Experts agree that part of every family’s fire escape plan should include agreement on which adult will get which child to safety.


“You have to have a plan, and you have to practice that plan,” said Meri-K Appy, president of the Home Safety Council. “Just because kids are learning fire drills at school, and want to practice them at home, doesn’t negate the parental role in escape.”


Fire education, including practicing fire drills, helps children in several ways. First, if fire breaks out while they’re awake, they’ll know what to do. And even if they sleep through a smoke alarm and are rescued by parents or firefighters, knowing the drill should lessen their panic.


The elderly are also at increased risk at not responding to smoke alarms, according to Dorothy Bruck, a professor and head of the School of Psychology, Victoria University, in Melbourne, Australia.


“The main reason here is high frequency hearing loss,” Bruck said in a recently published paper.  “It is likely that at least 25% of those aged over 60 would not arouse to a hallway alarm and the risk increases with age.  In addition, the elderly are four times more likely to be regularly taking sleeping pills than the rest of the adult population.”


Since home smoke alarms were introduced in the 1970s, fire deaths have been cut in half in the United States, according to the National Fire Protection Association. In 2002, fire deaths in the United States fell below 3,000 for the first time since records have been kept. Of those deaths, half occurred in the 5 percent of households that are not equipped with a smoke alarm, Appy said.


“Most people underestimate their risk for fire,” Appy said. “They underestimate what really happens in a fire – how quickly it happens and how thick and black the smoke is. Time is really of the essence.”


But even among homes with smoke alarms, too many have dead batteries or have been disconnected. Safety experts recommend testing your smoke alarm monthly, replacing the batteries at least twice a year, and replacing the alarm itself after 10 years.


New houses are required to have smoke alarms hard wired into the electrical system, which removes the need to check the battery, but it’s a good idea to supplement these with battery-powered units throughout the house, in case the power goes out. Furthermore interconnecting the units – wiring the one in the basement to the ones near the bedrooms – can give you even more time to get out if a fire starts in a remote area.


Appy takes this one step further, suggesting homeowners, especially those building a new house, install a sprinkler system. “It adds about 1 percent to the cost of a new home, usually less than a carpet upgrade, and it can mean the difference between losing everything and saving most of your possessions,” she said.


Even if you can’t afford that kind of investment, properly maintaining smoke alarms and having a well-rehearsed plan costs nothing but a little time.

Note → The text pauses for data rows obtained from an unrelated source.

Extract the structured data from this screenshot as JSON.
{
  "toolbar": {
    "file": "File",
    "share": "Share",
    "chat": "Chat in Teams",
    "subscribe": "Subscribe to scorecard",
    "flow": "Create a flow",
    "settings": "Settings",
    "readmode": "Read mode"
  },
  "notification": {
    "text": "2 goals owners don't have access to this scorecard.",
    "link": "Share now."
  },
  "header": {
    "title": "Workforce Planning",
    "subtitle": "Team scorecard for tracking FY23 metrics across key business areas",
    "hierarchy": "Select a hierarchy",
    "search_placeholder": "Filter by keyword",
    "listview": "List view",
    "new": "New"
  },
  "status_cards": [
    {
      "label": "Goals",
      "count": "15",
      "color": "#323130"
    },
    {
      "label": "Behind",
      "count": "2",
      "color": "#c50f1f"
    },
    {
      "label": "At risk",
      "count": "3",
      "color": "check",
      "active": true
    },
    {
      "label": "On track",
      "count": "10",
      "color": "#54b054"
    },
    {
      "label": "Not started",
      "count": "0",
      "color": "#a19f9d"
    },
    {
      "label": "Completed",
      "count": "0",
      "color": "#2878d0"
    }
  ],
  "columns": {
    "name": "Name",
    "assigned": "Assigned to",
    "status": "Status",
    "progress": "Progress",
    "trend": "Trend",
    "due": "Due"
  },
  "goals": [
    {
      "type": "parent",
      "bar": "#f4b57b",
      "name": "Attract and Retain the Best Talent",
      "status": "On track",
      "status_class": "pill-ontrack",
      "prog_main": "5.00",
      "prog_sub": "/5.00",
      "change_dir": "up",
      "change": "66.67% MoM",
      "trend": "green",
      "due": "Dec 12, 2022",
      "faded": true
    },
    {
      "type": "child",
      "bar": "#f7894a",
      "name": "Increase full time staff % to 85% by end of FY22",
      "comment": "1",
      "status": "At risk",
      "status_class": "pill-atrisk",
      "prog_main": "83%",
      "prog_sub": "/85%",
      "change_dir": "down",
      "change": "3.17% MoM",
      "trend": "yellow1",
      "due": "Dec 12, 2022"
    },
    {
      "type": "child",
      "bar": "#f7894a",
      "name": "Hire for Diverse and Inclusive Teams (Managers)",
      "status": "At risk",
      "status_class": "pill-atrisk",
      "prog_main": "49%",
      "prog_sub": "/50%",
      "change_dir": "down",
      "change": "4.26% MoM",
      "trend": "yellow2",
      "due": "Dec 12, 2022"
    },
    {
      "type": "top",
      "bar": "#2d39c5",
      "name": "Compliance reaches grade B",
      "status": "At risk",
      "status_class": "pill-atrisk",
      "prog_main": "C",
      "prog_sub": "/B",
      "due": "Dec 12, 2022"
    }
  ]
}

“Right now, the most important thing is that children can’t be left alone when sleeping and be expected to save themselves, even if they’ve practiced. Rescue is the way children need to be protected,” Sheldon said. “Parents should not be reassured that because children perform when awake (during a rehearsed drill), that they’ll be able to perform when roused from sleep.”